Mistake #1: Emailing the wrong person
There’s the never-ending thread where you’re trying to find a time that fits everyone’s schedule, the one where your boss is giving you revisions on your latest project, and of course, the maybe-not-appropriate exchange with a co-worker over last night’s primetime show. Most people send dozens (upon dozens) of emails a day, and while you should always double-check your grammar, career expert for Monster.com, Vicki Salemi says you should also give a second glance to that “to” field. “Particularly when there’s confidential information, it’s a no-no to send it to the wrong person. We’re in such a rush these days, trying to do more in less time, and while technology of course expedites that, sometimes it thwarts our efforts,” she says. Though the best thing you can do to prevent an email mix-up is to slow down and proofread, if you happen to send the wrong email to the wrong person, Salemi says acknowledgement is both professional and essential. She suggests saying something like, “My apologies, this was intended for somebody else.” Don’t forget to save the error, just in case it comes back to you too. Be aware of these office etiquette rules you’re probably ignoring—but shouldn’t.
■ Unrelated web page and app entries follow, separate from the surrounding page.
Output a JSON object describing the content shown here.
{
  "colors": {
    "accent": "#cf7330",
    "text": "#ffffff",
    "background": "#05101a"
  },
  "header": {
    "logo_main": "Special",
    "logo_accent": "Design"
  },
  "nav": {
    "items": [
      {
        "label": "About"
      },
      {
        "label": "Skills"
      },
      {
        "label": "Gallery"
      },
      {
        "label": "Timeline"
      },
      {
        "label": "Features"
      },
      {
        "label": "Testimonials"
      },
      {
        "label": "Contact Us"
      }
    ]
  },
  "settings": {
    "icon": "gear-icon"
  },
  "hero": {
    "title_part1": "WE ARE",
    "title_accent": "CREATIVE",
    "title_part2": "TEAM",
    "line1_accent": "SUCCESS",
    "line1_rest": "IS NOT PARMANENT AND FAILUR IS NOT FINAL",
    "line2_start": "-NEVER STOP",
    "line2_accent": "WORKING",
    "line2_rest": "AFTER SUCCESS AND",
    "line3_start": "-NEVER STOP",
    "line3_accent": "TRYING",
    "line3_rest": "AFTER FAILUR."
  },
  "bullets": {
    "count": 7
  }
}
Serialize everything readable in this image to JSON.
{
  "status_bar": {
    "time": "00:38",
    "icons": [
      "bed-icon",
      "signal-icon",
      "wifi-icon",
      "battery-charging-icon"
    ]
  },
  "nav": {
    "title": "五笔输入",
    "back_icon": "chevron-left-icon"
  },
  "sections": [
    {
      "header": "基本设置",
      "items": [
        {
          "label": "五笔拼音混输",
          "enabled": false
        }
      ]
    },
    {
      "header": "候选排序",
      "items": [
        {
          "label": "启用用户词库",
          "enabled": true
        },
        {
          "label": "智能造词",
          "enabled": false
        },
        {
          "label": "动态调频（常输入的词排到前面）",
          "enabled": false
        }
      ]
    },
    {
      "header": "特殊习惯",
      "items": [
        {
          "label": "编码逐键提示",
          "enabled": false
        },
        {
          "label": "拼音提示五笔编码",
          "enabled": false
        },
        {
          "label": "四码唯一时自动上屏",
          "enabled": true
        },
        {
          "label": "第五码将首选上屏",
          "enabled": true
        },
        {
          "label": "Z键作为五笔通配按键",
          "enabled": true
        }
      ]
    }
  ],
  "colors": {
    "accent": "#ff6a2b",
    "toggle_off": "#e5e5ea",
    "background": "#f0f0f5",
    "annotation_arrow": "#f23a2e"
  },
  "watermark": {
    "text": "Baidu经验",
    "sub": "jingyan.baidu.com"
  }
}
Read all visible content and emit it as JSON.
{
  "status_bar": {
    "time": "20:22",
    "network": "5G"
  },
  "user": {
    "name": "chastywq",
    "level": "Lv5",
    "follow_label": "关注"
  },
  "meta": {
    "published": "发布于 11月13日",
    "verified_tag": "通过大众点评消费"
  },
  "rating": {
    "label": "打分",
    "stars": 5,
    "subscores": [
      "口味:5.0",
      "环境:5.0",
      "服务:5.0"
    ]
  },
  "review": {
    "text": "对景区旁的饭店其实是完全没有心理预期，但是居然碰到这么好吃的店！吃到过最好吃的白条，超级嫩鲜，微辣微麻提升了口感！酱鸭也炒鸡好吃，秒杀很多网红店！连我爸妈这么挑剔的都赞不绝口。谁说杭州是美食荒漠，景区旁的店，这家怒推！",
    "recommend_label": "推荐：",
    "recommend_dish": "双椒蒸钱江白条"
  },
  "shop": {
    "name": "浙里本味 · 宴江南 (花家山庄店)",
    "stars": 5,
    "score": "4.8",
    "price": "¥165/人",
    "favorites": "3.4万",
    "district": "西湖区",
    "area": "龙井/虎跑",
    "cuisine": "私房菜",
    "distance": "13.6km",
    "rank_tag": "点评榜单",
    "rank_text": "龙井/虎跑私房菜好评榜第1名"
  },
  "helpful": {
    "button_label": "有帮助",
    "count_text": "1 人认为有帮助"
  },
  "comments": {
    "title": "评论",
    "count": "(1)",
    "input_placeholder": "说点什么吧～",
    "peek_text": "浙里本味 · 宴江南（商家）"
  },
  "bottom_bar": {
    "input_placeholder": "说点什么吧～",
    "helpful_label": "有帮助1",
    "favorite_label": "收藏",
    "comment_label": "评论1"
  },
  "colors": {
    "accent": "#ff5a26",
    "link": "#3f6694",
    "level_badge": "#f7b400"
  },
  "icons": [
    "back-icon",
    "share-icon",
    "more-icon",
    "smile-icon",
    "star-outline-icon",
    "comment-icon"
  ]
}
Mistake #2: Missing a deadline
Everyone has deadlines to meet. From sales professionals who have to report their numbers to doctors who must submit claims, staying on-task helps the organization function to it’s highest potential. When you don’t do something you say you’re going to do—even if you have a terrific excuse—it becomes a negative reflection of your job performance and your dependability. “You can recover from missing a deadline by addressing it directly with the intended recipient—maybe it slipped your mind, maybe you input the wrong date on your Outlook calendar, maybe you simply didn’t meet it,” she says. What can help you put a brave—and professional—face on it is to work quickly and shrewdly, making sure you reinforce that this is not your typical work ethic. And though a quick text or email might seem easier and faster, it’s not the best mode of communication. “In many instances, when you make a blunder, it’s a lot easier to recover with a conversation either in person or on the phone. You can express your sincerity much more than in a one-dimensional email,” she says.